Task prompt: Copy out every record precisely.

━━━ Given records

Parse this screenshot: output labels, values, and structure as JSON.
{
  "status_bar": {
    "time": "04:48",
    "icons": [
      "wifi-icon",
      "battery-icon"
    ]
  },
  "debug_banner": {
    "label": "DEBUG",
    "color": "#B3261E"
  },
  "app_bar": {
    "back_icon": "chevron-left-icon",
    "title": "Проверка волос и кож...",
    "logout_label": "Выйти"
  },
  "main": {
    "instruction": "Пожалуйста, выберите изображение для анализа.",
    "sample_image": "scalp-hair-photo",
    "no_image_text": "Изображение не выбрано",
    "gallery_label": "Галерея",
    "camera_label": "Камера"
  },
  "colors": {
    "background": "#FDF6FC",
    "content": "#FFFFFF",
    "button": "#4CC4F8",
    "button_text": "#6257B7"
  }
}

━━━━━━

Finished task:
Parse this screenshot: output labels, values, and structure as JSON.
{
  "status_bar": {
    "time": "04:48",
    "icons": [
      "wifi-icon",
      "battery-icon"
    ]
  },
  "debug_banner": {
    "label": "DEBUG",
    "color": "#B3261E"
  },
  "app_bar": {
    "back_icon": "chevron-left-icon",
    "title": "Проверка волос и кож...",
    "logout_label": "Выйти"
  },
  "main": {
    "instruction": "Пожалуйста, выберите изображение для анализа.",
    "sample_image": "scalp-hair-photo",
    "no_image_text": "Изображение не выбрано",
    "gallery_label": "Галерея",
    "camera_label": "Камера"
  },
  "colors": {
    "background": "#FDF6FC",
    "content": "#FFFFFF",
    "button": "#4CC4F8",
    "button_text": "#6257B7"
  }
}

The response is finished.